For the first time Angela’s courage really gave way as she heard these dreadful words. She remembered how she herself had called Lady Bellamy an embodiment of the “Spirit of Power,” and now she felt that the comparison was just. The woman was power incarnate, and her words, which from anybody else she would have laughed at, sent a cold chill through her.
“She is a fine creature both in mind and body,” reflected Lady Bellamy, as she stepped into her carriage. “Really, though I try to hate her, I can find it in my heart to be sorry for her. Indeed, I am not sure that I do not like her; certainly I respect her. But she has come in my path and must be crushed—my own safety demands it. At least, she is worth crushing, and the game is fair, for perhaps she will crush me. I should not be surprised; there is a judgment in those grey eyes of hers—Qui vivra verra. Home, William.”
Angela’s appeal for protection set Philip thinking.
As the reader is aware, his sole motive in consenting to become, as it were, a sleeping partner in the shameful plot, of which his innocent daughter was the object, was to obtain possession of his lost inheritance, and it now occurred to him that even should that plot succeed, which he very greatly doubted, nothing had as yet been settled as to the terms upon which it was to be reconveyed to him. The whole affair was excessively repugnant to him: indeed, he regarded the prospect of its success with little less than terror, only his greed over-mastered his fear.
But on one point he was very clear: it should not succeed except upon the very best of terms for himself, his daughter should not be sacrificed unless the price paid for the victim was positively princely, such guilt was not to be incurred for a bagatelle. If George married Angela, the Isleworth estates must pass back into his hands for a very low sum indeed. But would his cousin be willing to accept such a sum? That was the rub, and that, too, was what must be made clear without any further delay. He had no wish to see Angela put to needless suffering, suffering which would not bring an equivalent with it, and which might, on the contrary, entail consequences upon himself that he shuddered to think of.

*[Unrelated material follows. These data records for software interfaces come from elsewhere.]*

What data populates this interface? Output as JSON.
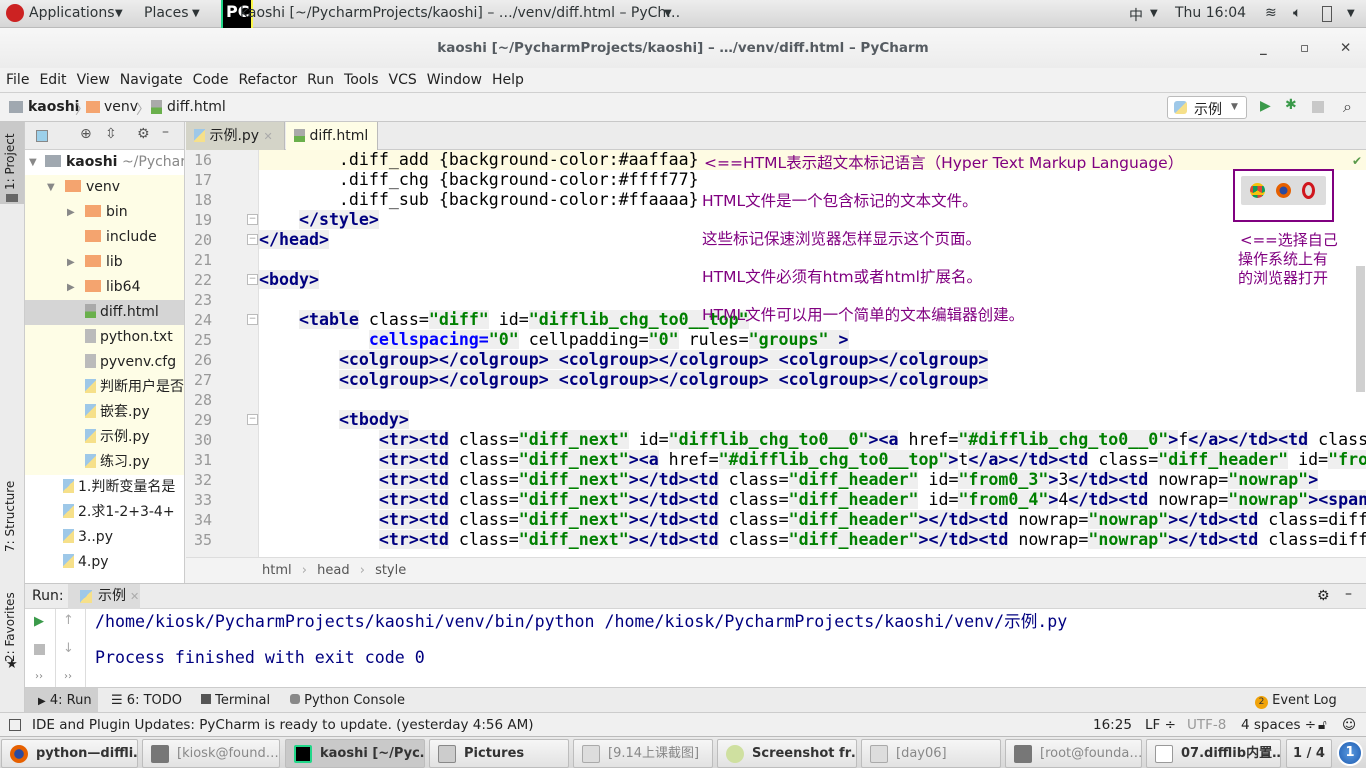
{
  "topbar": {
    "applications": "Applications",
    "places": "Places",
    "window_title": "kaoshi [~/PycharmProjects/kaoshi] – …/venv/diff.html – PyCh…",
    "input_method": "中",
    "clock": "Thu 16:04"
  },
  "window": {
    "title": "kaoshi [~/PycharmProjects/kaoshi] – …/venv/diff.html – PyCharm"
  },
  "menu": [
    "File",
    "Edit",
    "View",
    "Navigate",
    "Code",
    "Refactor",
    "Run",
    "Tools",
    "VCS",
    "Window",
    "Help"
  ],
  "nav": {
    "crumbs": [
      "kaoshi",
      "venv",
      "diff.html"
    ],
    "run_config": "示例"
  },
  "sidebar": {
    "project_label": "1: Project",
    "structure_label": "7: Structure",
    "favorites_label": "2: Favorites"
  },
  "project_tree": [
    {
      "label": "kaoshi",
      "extra": "~/Pycharm",
      "type": "root"
    },
    {
      "label": "venv",
      "type": "folder"
    },
    {
      "label": "bin",
      "type": "folder"
    },
    {
      "label": "include",
      "type": "folder"
    },
    {
      "label": "lib",
      "type": "folder"
    },
    {
      "label": "lib64",
      "type": "folder"
    },
    {
      "label": "diff.html",
      "type": "html"
    },
    {
      "label": "python.txt",
      "type": "text"
    },
    {
      "label": "pyvenv.cfg",
      "type": "text"
    },
    {
      "label": "判断用户是否",
      "type": "py"
    },
    {
      "label": "嵌套.py",
      "type": "py"
    },
    {
      "label": "示例.py",
      "type": "py"
    },
    {
      "label": "练习.py",
      "type": "py"
    },
    {
      "label": "1.判断变量名是",
      "type": "py"
    },
    {
      "label": "2.求1-2+3-4+",
      "type": "py"
    },
    {
      "label": "3..py",
      "type": "py"
    },
    {
      "label": "4.py",
      "type": "py"
    }
  ],
  "tabs": [
    {
      "label": "示例.py",
      "active": false
    },
    {
      "label": "diff.html",
      "active": true
    }
  ],
  "code": {
    "first_line": 16,
    "lines": [
      "        .diff_add {background-color:#aaffaa}",
      "        .diff_chg {background-color:#ffff77}",
      "        .diff_sub {background-color:#ffaaaa}",
      "    </style>",
      "</head>",
      "",
      "<body>",
      "",
      "    <table class=\"diff\" id=\"difflib_chg_to0__top\"",
      "           cellspacing=\"0\" cellpadding=\"0\" rules=\"groups\" >",
      "        <colgroup></colgroup> <colgroup></colgroup> <colgroup></colgroup>",
      "        <colgroup></colgroup> <colgroup></colgroup> <colgroup></colgroup>",
      "",
      "        <tbody>",
      "            <tr><td class=\"diff_next\" id=\"difflib_chg_to0__0\"><a href=\"#difflib_chg_to0__0\">f</a></td><td class=\"diff_header\"",
      "            <tr><td class=\"diff_next\"><a href=\"#difflib_chg_to0__top\">t</a></td><td class=\"diff_header\" id=\"from0_1\"",
      "            <tr><td class=\"diff_next\"></td><td class=\"diff_header\" id=\"from0_3\">3</td><td nowrap=\"nowrap\">",
      "            <tr><td class=\"diff_next\"></td><td class=\"diff_header\" id=\"from0_4\">4</td><td nowrap=\"nowrap\"><span",
      "            <tr><td class=\"diff_next\"></td><td class=\"diff_header\"></td><td nowrap=\"nowrap\"></td><td class=\"diff",
      "            <tr><td class=\"diff_next\"></td><td class=\"diff_header\"></td><td nowrap=\"nowrap\"></td><td class=\"diff"
    ]
  },
  "annotations": {
    "notes": [
      "<==HTML表示超文本标记语言（Hyper Text Markup Language）",
      "HTML文件是一个包含标记的文本文件。",
      "这些标记保速浏览器怎样显示这个页面。",
      "HTML文件必须有htm或者html扩展名。",
      "HTML文件可以用一个简单的文本编辑器创建。"
    ],
    "browser_hint": [
      "<==选择自己",
      "操作系统上有",
      "的浏览器打开"
    ],
    "color": "#800080"
  },
  "editor_breadcrumb": [
    "html",
    "head",
    "style"
  ],
  "run": {
    "label": "Run:",
    "tab": "示例",
    "output": [
      "/home/kiosk/PycharmProjects/kaoshi/venv/bin/python /home/kiosk/PycharmProjects/kaoshi/venv/示例.py",
      "",
      "Process finished with exit code 0"
    ]
  },
  "tool_buttons": [
    "4: Run",
    "6: TODO",
    "Terminal",
    "Python Console"
  ],
  "event_log": {
    "count": "2",
    "label": "Event Log"
  },
  "status": {
    "message": "IDE and Plugin Updates: PyCharm is ready to update. (yesterday 4:56 AM)",
    "position": "16:25",
    "line_sep": "LF ÷",
    "encoding": "UTF-8",
    "indent": "4 spaces ÷"
  },
  "taskbar": {
    "items": [
      "python—diffli…",
      "[kiosk@found…",
      "kaoshi [~/Pyc…",
      "Pictures",
      "[9.14上课截图]",
      "Screenshot fr…",
      "[day06]",
      "[root@founda…",
      "07.difflib内置…"
    ],
    "workspace": "1 / 4",
    "badge": "1"
  }
}
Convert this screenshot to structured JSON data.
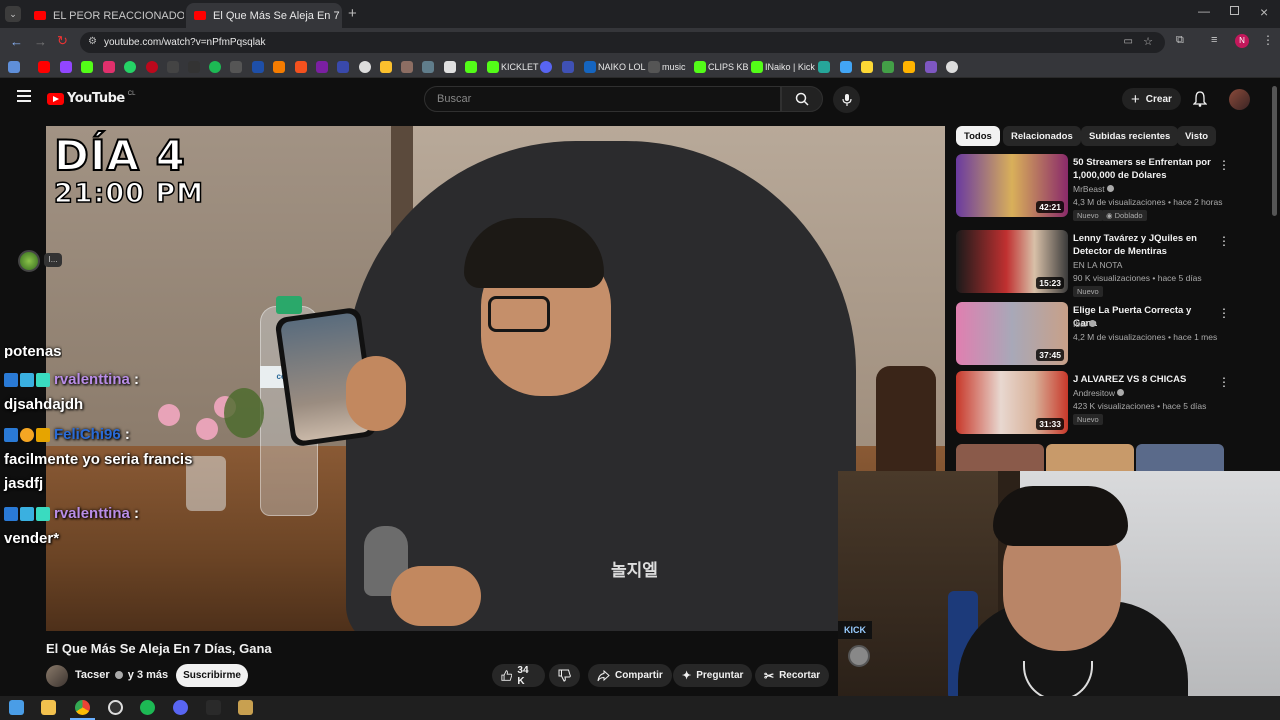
{
  "browser": {
    "tabs": [
      {
        "title": "EL PEOR REACCIONADOR DE T",
        "active": false
      },
      {
        "title": "El Que Más Se Aleja En 7 D",
        "active": true
      }
    ],
    "url": "youtube.com/watch?v=nPfmPqsqlak",
    "bookmarks": [
      "KICKLET",
      "NAIKO LOL",
      "music",
      "CLIPS KB",
      "INaiko | Kick"
    ]
  },
  "youtube": {
    "logo": "YouTube",
    "country": "CL",
    "search_placeholder": "Buscar",
    "create_label": "Crear",
    "avatar_letter": "N"
  },
  "video": {
    "overlay_day": "DÍA 4",
    "overlay_time": "21:00 PM",
    "bottle_label": "cesani",
    "title": "El Que Más Se Aleja En 7 Días, Gana",
    "channel": "Tacser",
    "channel_suffix": "y 3 más",
    "subscribe_label": "Suscribirme",
    "likes": "34 K",
    "share_label": "Compartir",
    "ask_label": "Preguntar",
    "clip_label": "Recortar"
  },
  "chat": [
    {
      "user": "",
      "message": "potenas"
    },
    {
      "user": "rvalenttina",
      "message": ""
    },
    {
      "user": "",
      "message": "djsahdajdh"
    },
    {
      "user": "FeliChi96",
      "message": ""
    },
    {
      "user": "",
      "message": "facilmente yo seria francis"
    },
    {
      "user": "",
      "message": "jasdfj"
    },
    {
      "user": "rvalenttina",
      "message": ""
    },
    {
      "user": "",
      "message": "vender*"
    }
  ],
  "sidebar": {
    "chips": [
      "Todos",
      "Relacionados",
      "Subidas recientes",
      "Visto"
    ],
    "recommendations": [
      {
        "title": "50 Streamers se Enfrentan por 1,000,000 de Dólares",
        "channel": "MrBeast",
        "meta": "4,3 M de visualizaciones • hace 2 horas",
        "badges": [
          "Nuevo",
          "Doblado"
        ],
        "duration": "42:21"
      },
      {
        "title": "Lenny Tavárez y JQuiles en Detector de Mentiras",
        "channel": "EN LA NOTA",
        "meta": "90 K visualizaciones • hace 5 días",
        "badges": [
          "Nuevo"
        ],
        "duration": "15:23"
      },
      {
        "title": "Elige La Puerta Correcta y Gana",
        "channel": "Ibai",
        "meta": "4,2 M de visualizaciones • hace 1 mes",
        "badges": [],
        "duration": "37:45"
      },
      {
        "title": "J ALVAREZ VS 8 CHICAS",
        "channel": "Andresitow",
        "meta": "423 K visualizaciones • hace 5 días",
        "badges": [
          "Nuevo"
        ],
        "duration": "31:33"
      }
    ]
  },
  "colors": {
    "youtube_red": "#ff0000",
    "chat_user_purple": "#b98de6",
    "chat_user_blue": "#2a6bd6"
  }
}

Curiously enough, however, he had of late been signally free from his superstitious fears; indeed, since the night when he had so astonished Arthur by his outbreak about the shadows on the wall, no fit had come to trouble him, and he was beginning to look upon the whole thing as an evil dream, a nightmare that he had at last lived down. But still the nightmare might return, and he was not going to run the risk unless he was very well paid for it. And so he determined to offer a price so low for the property that no man in his senses would accept it, and then wrote a note to George asking him to come over on the following evening after dinner, as he wished to speak to him on a matter of business.